What’s different about Thinksgiving+ from traditional New Year’s resolution-making is that so often resolutions stem from arbitrary pressures we put on ourselves to be a more idealized version of ourselves. This process, instead, is intentionally about what will fulfill me, my business ambitions, and my personal ambitions, so the goals originate from aligning my intentions and efforts, and it becomes much easier to follow through on them. In practice, it might be the difference between an arbitrary resolution to do more exercise, versus observing that I always enjoy bike-riding and also want a little more exercise, so I’m going to try to remember to use bike share for short trips more often instead of, say, taking the bus.

Also, although the process overlaps with goal-setting for the year, as opposed to making resolutions, these aren’t necessarily commitments I’m trying to make with myself; they’re more like saying what I want out loud, so I can hear myself say it. It’s not at all about putting pressure on myself and trying to motivate myself to stick with it; it’s about being clear and honest with myself about what I want to see happen, and what kind of work I’ll need to do to get there. It’s a subtlety but it matters immensely in practice.

The other piece that makes a big difference is that once I have my plan and goals outlined, I rename and reconstruct the taxonomies of my life so that they align: my notebooks in Evernote, my lists in Remember the Milk, and my folders in Gmail, to name a few. I try to ensure that they reflect the verbiage and the spirit of the goals and the focus, so that I have contextual reminders of my big-picture direction.

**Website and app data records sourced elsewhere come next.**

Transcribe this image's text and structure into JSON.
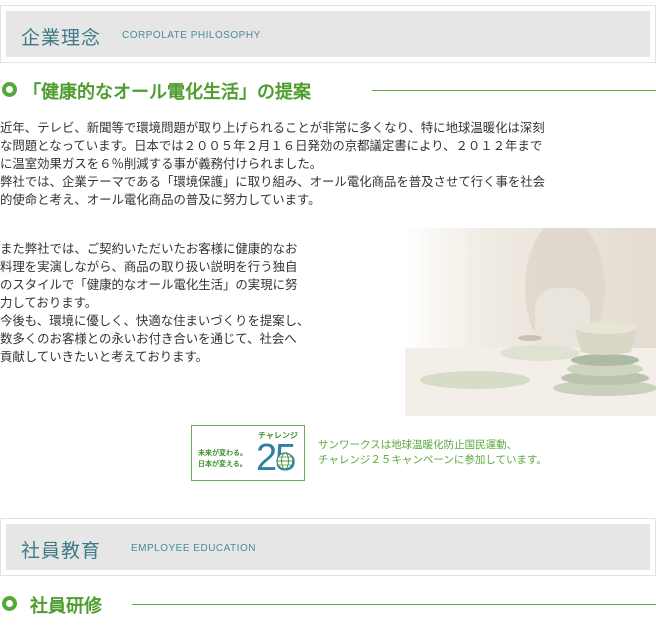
{
  "philosophy_section": {
    "title_jp": "企業理念",
    "title_en": "CORPOLATE  PHILOSOPHY"
  },
  "proposal": {
    "heading": "「健康的なオール電化生活」の提案",
    "paragraph1": [
      "近年、テレビ、新聞等で環境問題が取り上げられることが非常に多くなり、特に地球温暖化は深刻",
      "な問題となっています。日本では２００５年２月１６日発効の京都議定書により、２０１２年まで",
      "に温室効果ガスを６％削減する事が義務付けられました。",
      "弊社では、企業テーマである「環境保護」に取り組み、オール電化商品を普及させて行く事を社会",
      "的使命と考え、オール電化商品の普及に努力しています。"
    ],
    "paragraph2": [
      "また弊社では、ご契約いただいたお客様に健康的なお",
      "料理を実演しながら、商品の取り扱い説明を行う独自",
      "のスタイルで「健康的なオール電化生活」の実現に努",
      "力しております。",
      "今後も、環境に優しく、快適な住まいづくりを提案し、",
      "数多くのお客様との永いお付き合いを通じて、社会へ",
      "貢献していきたいと考えております。"
    ]
  },
  "challenge_badge": {
    "top_label": "チャレンジ",
    "line1": "未来が変わる。",
    "line2": "日本が変える。",
    "number": "25",
    "note_line1": "サンワークスは地球温暖化防止国民運動、",
    "note_line2": "チャレンジ２５キャンペーンに参加しています。"
  },
  "education_section": {
    "title_jp": "社員教育",
    "title_en": "EMPLOYEE EDUCATION"
  },
  "training": {
    "heading": "社員研修"
  },
  "colors": {
    "accent_green": "#4d9d2f",
    "header_teal": "#3d7a87",
    "header_bg": "#e6e6e6"
  }
}
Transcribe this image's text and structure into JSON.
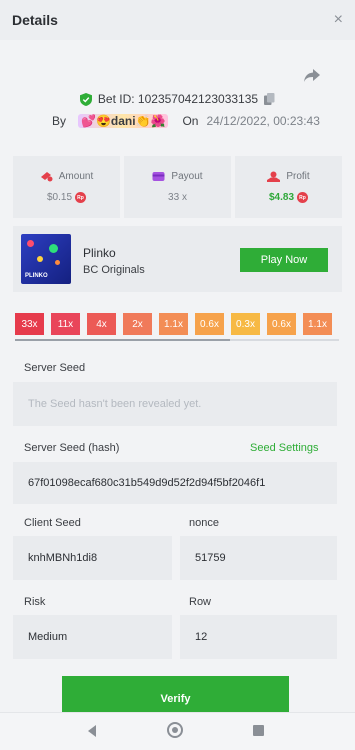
{
  "header": {
    "title": "Details",
    "close": "×"
  },
  "bet": {
    "id_label": "Bet ID: 102357042123033135",
    "by": "By",
    "user": "💕😍dani👏🌺",
    "on": "On",
    "datetime": "24/12/2022, 00:23:43"
  },
  "stats": [
    {
      "label": "Amount",
      "value": "$0.15",
      "coin": true,
      "green": false
    },
    {
      "label": "Payout",
      "value": "33 x",
      "coin": false,
      "green": false
    },
    {
      "label": "Profit",
      "value": "$4.83",
      "coin": true,
      "green": true
    }
  ],
  "game": {
    "name": "Plinko",
    "subtitle": "BC Originals",
    "thumb_text": "PLINKO",
    "play_label": "Play Now"
  },
  "multipliers": [
    {
      "label": "33x",
      "color": "#e63b4c"
    },
    {
      "label": "11x",
      "color": "#e9455a"
    },
    {
      "label": "4x",
      "color": "#ec5a56"
    },
    {
      "label": "2x",
      "color": "#f07a5a"
    },
    {
      "label": "1.1x",
      "color": "#f38d55"
    },
    {
      "label": "0.6x",
      "color": "#f6a24b"
    },
    {
      "label": "0.3x",
      "color": "#f7b944"
    },
    {
      "label": "0.6x",
      "color": "#f6a24b"
    },
    {
      "label": "1.1x",
      "color": "#f38d55"
    }
  ],
  "server_seed": {
    "label": "Server Seed",
    "placeholder": "The Seed hasn't been revealed yet."
  },
  "server_seed_hash": {
    "label": "Server Seed (hash)",
    "settings_link": "Seed Settings",
    "value": "67f01098ecaf680c31b549d9d52f2d94f5bf2046f1"
  },
  "client_seed": {
    "label": "Client Seed",
    "value": "knhMBNh1di8"
  },
  "nonce": {
    "label": "nonce",
    "value": "51759"
  },
  "risk": {
    "label": "Risk",
    "value": "Medium"
  },
  "row": {
    "label": "Row",
    "value": "12"
  },
  "verify_label": "Verify",
  "colors": {
    "accent_green": "#2fad37",
    "coin_red": "#e4404b"
  }
}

Not everyone has the luxury to take the week between Christmas and New Year’s Day and invest it in planning, and perhaps not everyone would want to. But even if you only spend a few hours this week thinking about how you want 2016 to look and feel and sound and smell, even if you only write down a few thoughts about what you want in your heart of hearts, I’m betting it’ll be easier to make it happen. Good luck.

Intentional life design: What your days look like

This is not about productivity so much as it is about mindful and intentional living.

Quoting Austin Kleon:

“What do you want your days to look like?” is a question I ask myself whenever I’m trying to make a decision about what to do next. In fact, I believe that most questions about what to do with one’s life can be replaced by this question.

This is another way of getting at purpose and meaningfulness. When you start from there, a lot of decisions get easier.

Link: What your days look like.

Column: “Why ‘work-life balance’ doesn’t work” at The Tennessean

An excerpt:

Over the past years, my professional and personal experiences have presented me with opportunities of seismic magnitude for evaluating my purpose and my priorities. And what I have found is that the more aligned they are, the more depth and meaning I can bring to all of it. The more I can bring of myself, in a sense.

Read the rest at the link:

http://www.tennessean.com/story/money/2014/04/13/pursuit-unified-approach-business-life/7665341/